We focus on those two feature sets and succeed at it, which is what we did at SRS as well.
What do you take the greatest amount of pride in?
The fact that we have uniformly happy clients and a culture where people want to come to work. Receiving awards for our level of service and becoming Great Place to Work-Certified™ are huge wins for rater8 and its employees.
Monday morning comes and it’s exciting; we’re growing and doing a great job at making our clients happy.
That's what I take the biggest pride in: making our clients and employees happy simultaneously.
Did you ever have a career outside of healthcare? How did you land in healthcare?
I fell into healthcare IT; it just kind of happened. I was a Wall Street banker, and I didn’t like that, so I left to work with my brother who is an ophthalmologist in New York City. We had such a problem with tedious paper charts, which is why we created an EHR. Necessity was the mother of invention. We had a problem, so we developed software and tools to solve that problem. That’s how I ended up in healthcare IT—it wasn’t planned.
I would hope if it weren’t for SRS or rater8, that I would be part of some software company in some industry that provides a massive return on investment and great results for clients. I think I would have found my place in any industry like that.
How did rater8 come to be? Where did you get your inspiration?
After selling SRS, I “retired,” but not for long. I went on vacation to Prague with my wife. We checked into a brand-name hotel, but I had a terrible check-in experience with the front-desk associate named “Federico.”
I wanted a way to provide feedback, specifically about this individual, but there was no easy way to do so. Instead, I received a 50-question survey from the hotel a week later. I use Uber all the time and love how I can immediately rate the driver after completing a ride. I would have loved the ability to rate Federico in real time, so this experience is what inspired me to start rater8. Originally, rater8 did not even focus on reputation management; it was just about providing quick and easy feedback about people.
Our bee mascot is named Federico, in honor of the front-desk associate at the Prague hotel. I originally thought of marketing rater8 to hotels, but decided to apply the idea back to healthcare, an industry I already knew inside and out.
Setting aside work, let's talk play. What are some of your outside interests and hobbies?
I love the beach. New Jersey isn’t known for its sandy beaches, so I like to stay on the coast and visit Florida to get some sun in.
Besides that, Shari and I are currently hooked on pickleball. We play a few times a week now. When the beach and pickleball aren’t on the agenda, we watch 8-star-rated streaming content. It has to be 8 stars or higher.
That’s a fun fact. Is there a specific source you check for your streaming content reviews?
IMDB. Once in a while, we watch shows that are rated under 8 stars, but we are usually not impressed (except for The White Lotus, which didn’t have the high ratings, but had us hooked). It’s like going to see a doctor who has a 3.5 rating rather than a 4.5—it makes a huge difference.
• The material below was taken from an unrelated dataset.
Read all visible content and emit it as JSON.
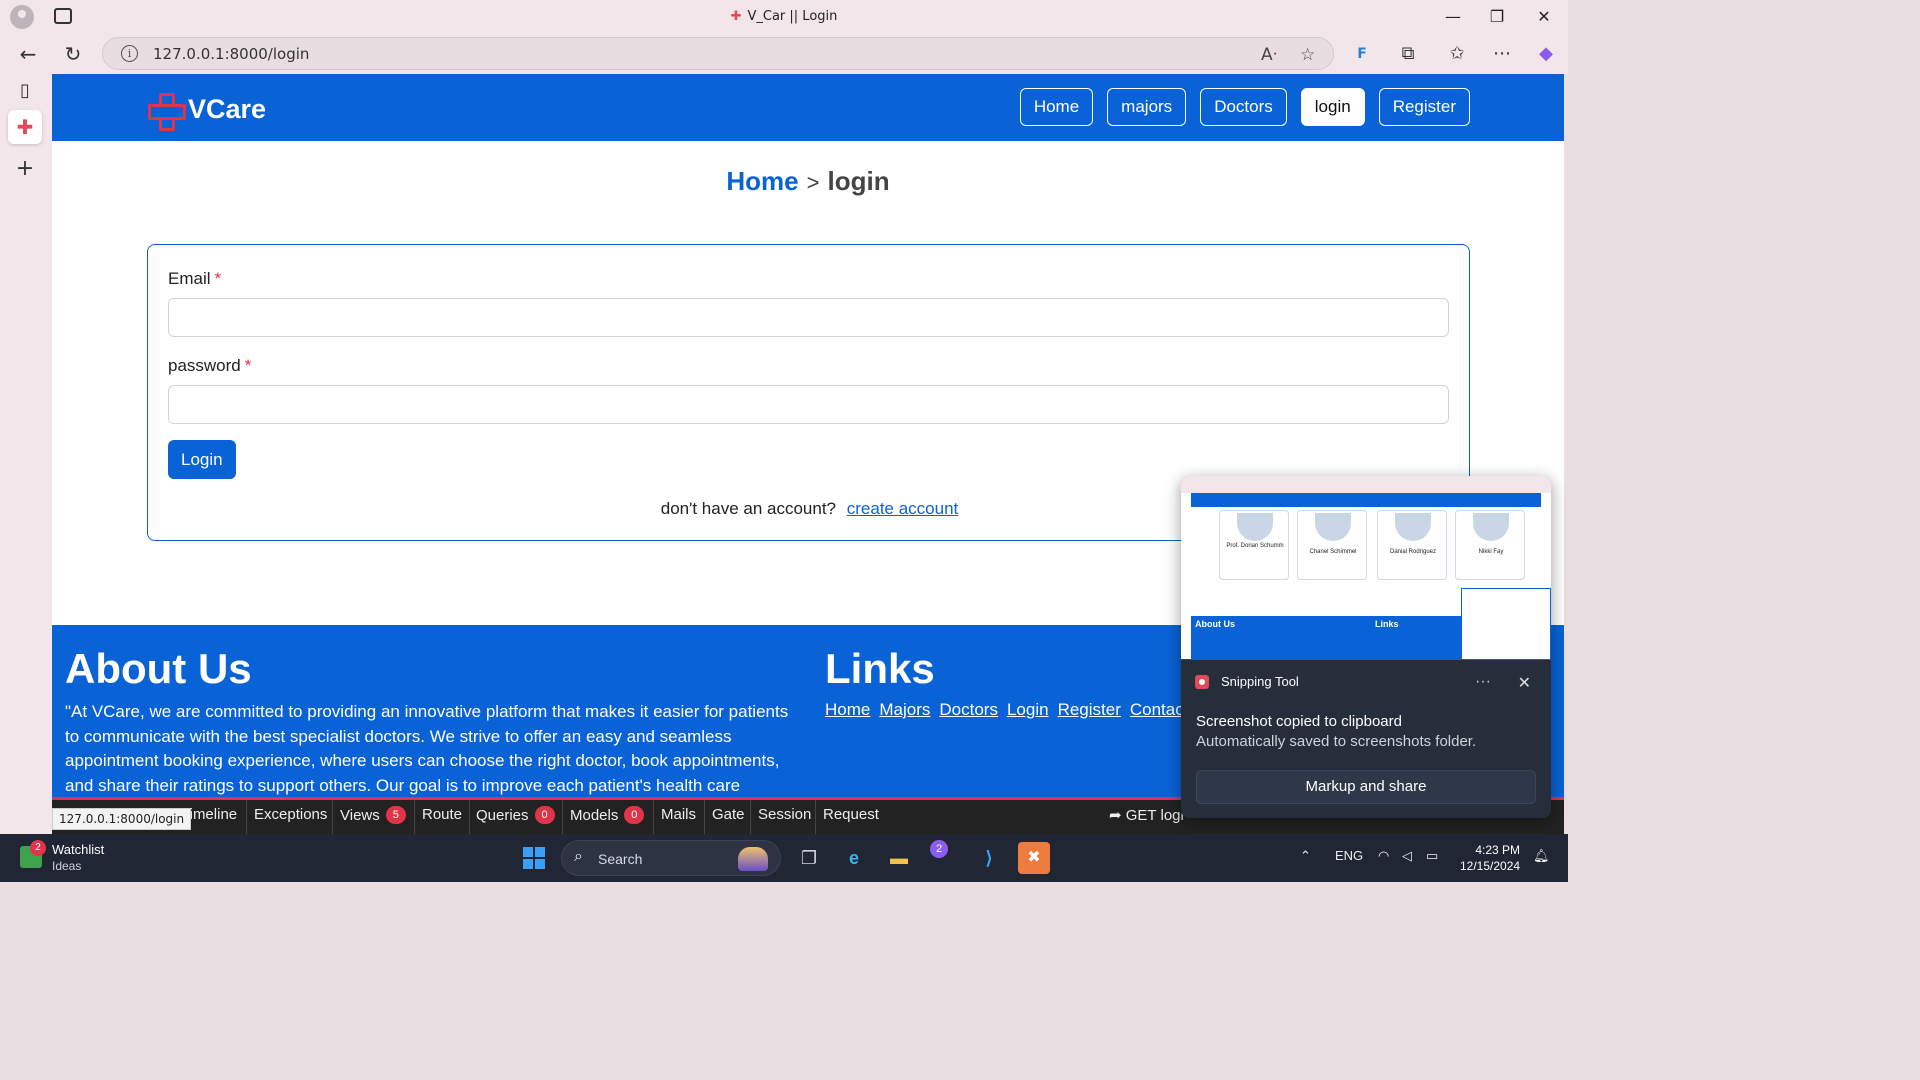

To wrap us up, do you have any advice for medical practices regarding online reputation management?
Get rater8. We build a perfect online reputation for you every time.